UPAA Blog 2020-21 #9 - 11/12/20 (text and photos by Ken Bennett) 

Ken Bennett is Director of Photography at Wake Forest University. His Campus Environment category photo "Deacon Blue" was voted Best in Show in the October 2020 Monthly Image Competition.

Tech stuff? What camera, lens, exposure, lighting, gadgets, gizmos, etc.?

•Fujifilm GFX100

•32-64mm f/4 zoom at 32mm (approximately a 24mm equivalent field of view.)

•2.5 seconds, f9, ISO400

Camera was in vertical orientation, using a Really Right Stuff L-bracket, on an RRS carbon tripod with the BH-55 ball head.

How did you have an opportunity to make this photo? Planned? Self-Assigned? Something else?

Lots of planning, and got lucky. We were hosting ESPN Gameday for the first time ever, which would normally be a huge deal with thousands of fans, etc., but with COVID we couldn’t do any of that. So Athletics planned a “virtual pep rally” with live fireworks afterward. I asked our project management team if they had a map of where the fireworks would be launched, and I got back a very detailed Google aerial view with the launch site circled. Then it was just a matter of figuring out where on campus I would have a good view of the fireworks and get something in the foreground that would give it a sense of place. The easiest spot would have been in the chapel bell tower, with a good view of the fireworks, but the foreground would have been rooflines at best, nothing recognizable in the dark.

The statue had just been put up this summer, in front of our new athletics buildings. Looking at the map, I figure it would either be amazing, or I would totally strike out and get nothing. I scouted the location and checked the orientation with the launch area, and it looked like it might work – everything would come down to how high the fireworks went. Nothing I could do about that. Sometimes you eat the bear, sometimes the bear eats you.

Exposure was set manually, 2.5 seconds at f/9 at ISO 400. Fireworks are like flash, the exposure is controlled by ISO and aperture. I guesstimated the basic exposure for the fireworks, then chose the shutter speed to balance the giant street light that was right in the middle of the frame.

The fireworks show lasted five minutes and fifteen seconds, and I made 29 exposures in that time. There are six or seven that I really like.

Any unique logistics in making the photo? What sort of post processing (or not)?

There is a big street light right in the middle of the photo – which of course I noticed for the first time when I got there that night to shoot it. (I scouted in daylight.) That put a big constraint on camera position – it had to be blocked by the statue or the light overwhelmed everything. As it turned out, the street light did a nice job of backlighting the statue and lighting the mid-ground. Serendipity, again.

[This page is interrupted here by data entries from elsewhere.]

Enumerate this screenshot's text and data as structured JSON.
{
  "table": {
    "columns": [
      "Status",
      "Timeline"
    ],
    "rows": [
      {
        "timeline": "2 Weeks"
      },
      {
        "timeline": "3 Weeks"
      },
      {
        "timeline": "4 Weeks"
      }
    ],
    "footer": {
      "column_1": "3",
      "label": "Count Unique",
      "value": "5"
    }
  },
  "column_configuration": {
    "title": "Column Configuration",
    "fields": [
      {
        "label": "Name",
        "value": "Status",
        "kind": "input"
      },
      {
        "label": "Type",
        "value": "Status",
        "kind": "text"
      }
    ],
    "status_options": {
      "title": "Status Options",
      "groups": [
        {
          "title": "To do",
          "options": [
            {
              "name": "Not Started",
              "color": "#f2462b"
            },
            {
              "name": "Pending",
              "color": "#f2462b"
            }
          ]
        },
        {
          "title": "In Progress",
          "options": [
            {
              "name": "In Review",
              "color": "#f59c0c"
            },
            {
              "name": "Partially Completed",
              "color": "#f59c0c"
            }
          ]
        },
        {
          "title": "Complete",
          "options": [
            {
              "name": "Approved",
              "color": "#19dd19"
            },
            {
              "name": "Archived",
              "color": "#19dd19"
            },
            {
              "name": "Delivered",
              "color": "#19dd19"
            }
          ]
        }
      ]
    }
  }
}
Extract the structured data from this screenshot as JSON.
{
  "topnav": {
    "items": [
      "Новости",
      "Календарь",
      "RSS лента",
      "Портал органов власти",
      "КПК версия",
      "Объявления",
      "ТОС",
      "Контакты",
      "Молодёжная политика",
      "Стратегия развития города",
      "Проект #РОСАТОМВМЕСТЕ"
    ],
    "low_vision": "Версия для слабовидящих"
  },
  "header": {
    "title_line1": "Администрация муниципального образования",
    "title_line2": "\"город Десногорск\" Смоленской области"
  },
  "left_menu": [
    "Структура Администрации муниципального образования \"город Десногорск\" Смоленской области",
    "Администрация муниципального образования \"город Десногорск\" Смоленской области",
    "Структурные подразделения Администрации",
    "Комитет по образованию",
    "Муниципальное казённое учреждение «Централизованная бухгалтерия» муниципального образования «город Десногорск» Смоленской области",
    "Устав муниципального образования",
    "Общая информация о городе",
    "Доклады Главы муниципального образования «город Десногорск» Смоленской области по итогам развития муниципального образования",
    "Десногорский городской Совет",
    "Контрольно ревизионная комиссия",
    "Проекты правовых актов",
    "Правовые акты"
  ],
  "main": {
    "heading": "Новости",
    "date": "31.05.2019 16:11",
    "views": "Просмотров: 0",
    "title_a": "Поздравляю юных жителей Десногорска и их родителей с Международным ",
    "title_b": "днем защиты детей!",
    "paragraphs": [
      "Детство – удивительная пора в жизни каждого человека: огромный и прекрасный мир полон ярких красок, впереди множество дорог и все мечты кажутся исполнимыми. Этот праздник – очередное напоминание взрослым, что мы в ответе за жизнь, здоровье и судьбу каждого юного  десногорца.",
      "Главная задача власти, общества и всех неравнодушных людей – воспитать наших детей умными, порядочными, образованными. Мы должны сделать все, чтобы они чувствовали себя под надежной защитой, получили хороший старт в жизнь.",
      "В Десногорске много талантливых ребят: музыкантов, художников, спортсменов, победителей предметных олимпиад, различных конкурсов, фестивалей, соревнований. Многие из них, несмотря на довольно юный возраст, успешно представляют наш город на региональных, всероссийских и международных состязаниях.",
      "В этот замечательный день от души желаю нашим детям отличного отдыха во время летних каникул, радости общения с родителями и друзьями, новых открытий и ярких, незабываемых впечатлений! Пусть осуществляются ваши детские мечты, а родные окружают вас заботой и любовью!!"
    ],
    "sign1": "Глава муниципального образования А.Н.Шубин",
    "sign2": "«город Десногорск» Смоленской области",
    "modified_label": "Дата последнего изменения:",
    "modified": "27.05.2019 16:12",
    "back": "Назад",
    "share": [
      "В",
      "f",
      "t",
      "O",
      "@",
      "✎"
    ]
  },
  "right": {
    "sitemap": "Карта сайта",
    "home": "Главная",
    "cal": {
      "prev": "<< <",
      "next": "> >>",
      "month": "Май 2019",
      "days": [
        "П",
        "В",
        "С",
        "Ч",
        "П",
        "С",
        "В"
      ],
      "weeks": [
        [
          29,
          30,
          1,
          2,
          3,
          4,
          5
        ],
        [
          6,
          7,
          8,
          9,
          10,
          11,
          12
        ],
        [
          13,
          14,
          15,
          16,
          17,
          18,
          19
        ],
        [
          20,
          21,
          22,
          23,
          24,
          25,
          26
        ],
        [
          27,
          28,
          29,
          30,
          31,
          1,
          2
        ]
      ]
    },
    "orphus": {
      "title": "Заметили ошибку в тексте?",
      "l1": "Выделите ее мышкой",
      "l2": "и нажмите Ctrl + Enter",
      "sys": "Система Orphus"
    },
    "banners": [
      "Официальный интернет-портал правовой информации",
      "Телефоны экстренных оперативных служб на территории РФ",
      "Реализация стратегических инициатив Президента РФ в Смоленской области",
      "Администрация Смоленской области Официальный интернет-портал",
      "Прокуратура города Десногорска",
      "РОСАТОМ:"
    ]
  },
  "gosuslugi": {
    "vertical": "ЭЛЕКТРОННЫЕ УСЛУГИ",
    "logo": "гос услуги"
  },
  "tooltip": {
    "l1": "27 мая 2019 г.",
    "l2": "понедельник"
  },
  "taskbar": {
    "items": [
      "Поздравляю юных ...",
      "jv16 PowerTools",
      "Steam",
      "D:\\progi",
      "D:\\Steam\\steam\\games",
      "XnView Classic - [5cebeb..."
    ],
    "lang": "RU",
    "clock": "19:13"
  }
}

Nothing unusual in post. The original was too green and too warm from the street light, so I changed the white balance to give me a nice blueish sky, then pushed the shadows and pulled the highlights for more detail. The GFX system has a lot of dynamic range and allows big exposure adjustments that I wouldn’t even try with my little Fuji X series or my old Canons. I did punch up Clarity to get some edges on the statue and the fireworks, but it looks fine without that. 

Why does this image stand out to you?

I thought this was a nice photo, but I wasn’t prepared for the reaction on social media – both mine and the university’s. It had 50% more reactions on my @wakeforestphoto account than anything else I’ve posted. I thought that might make it a good MIC entry. It’s very punchy and graphic – strong shadows and silhouette, instantly recognizable.

What (if anything) would you do differently if you could re-shoot this today?

Given the very tight constraints on camera position for this photo, I’m honestly not sure I could do anything different. I might shoot with the 23mm lens and shoot horizontally, then crop for this view. One of my colleagues asked if I had any horizontals...


"[Photography] ties back into this feeling of wanting to watch things fall and the moment before they break. Fireworks are that way for me - this lovely thing that blows up and is gone. It all goes back to this desire to record things before they disappear - the original reason we take pictures, right?" -Laurel Nakadate

​Thanks for reading the blog. Got any stories, suggestions, critiques or comments? Send 'em to mcashore@nd.edu. Follow UPAA on Instagram!